The favorite thing that I’ve managed to do with Shotgun that I’ve never accomplished elsewhere is creating a unified system to tie individual line items on a contract to assets in the system. Everything in Shotgun is tied to a Contract, which is a custom entity I created. I can track assignments, progress, how long assets took, how much they cost, the over\under % based on their initial bid, as well as track the more administrative things like if\when the contract was executed, if it’s been invoiced, what the expected payment dates are, and so on. Usually this would be a completely separate application, but I’ve managed to literally create my own application within Shotgun using its default level of customization to unify the two very disparate worlds of asset production and admin\finance. I’ve never seen a tool that can do that.
Overall, Shotgun has proven itself as the right tool for the job with my project’s needs. Namely, being able to manage and track tens of thousands of art assets, provide simple and customized workflows for my different user types, and being customizable enough to grow and scale into whatever I need it to do, no matter how improbable. I’d go so far as to argue that it’s really a project management platform upon which other apps and tools can be easily built to fit virtually any development need, though its usefulness is definitely weighted toward large-scale, high-end work rather than smaller projects.
As anyone who works in game development at any level in a mid-to-large sized studio can attest, the logistics of managing assets and development progress, teams, and more can be overwhelming.
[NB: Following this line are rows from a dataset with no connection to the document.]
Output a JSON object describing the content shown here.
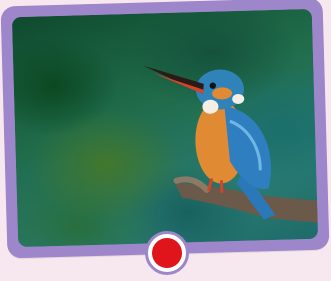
{
  "photo": {
    "subject": "kingfisher-on-branch"
  },
  "record_button": {
    "icon": "record-icon",
    "color": "#e0151c"
  },
  "frame": {
    "color": "#9d86c9",
    "background": "#f7e8ef"
  }
}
Every studio is different, and even within each studio, needs vary dramatically from project to project. What I’ve attempted to do with this article is provide a checklist of important considerations that I’ve compiled based on my experience in the industry. It’s a list that will help you make sure you’ve covered some key considerations that might get overlooked in the heat of production.
Jon Jones is a veteran Art Producer and Outsourcing Manager in the video games industry with 35+ titles under his belt. He is currently based in New York City working as Outsourcing Art Manager for Avalanche Studios, a world-renowned independent game developer known for huge open world games including the award-winning Just Cause series and the recently announced Mad Max. Jon’s clients have included Playdom, The Workshop, Riot Games and Sony Online Entertainment and he has worked with 2K Games, NCsoft, Vigil Games, and Ready at Dawn Studios.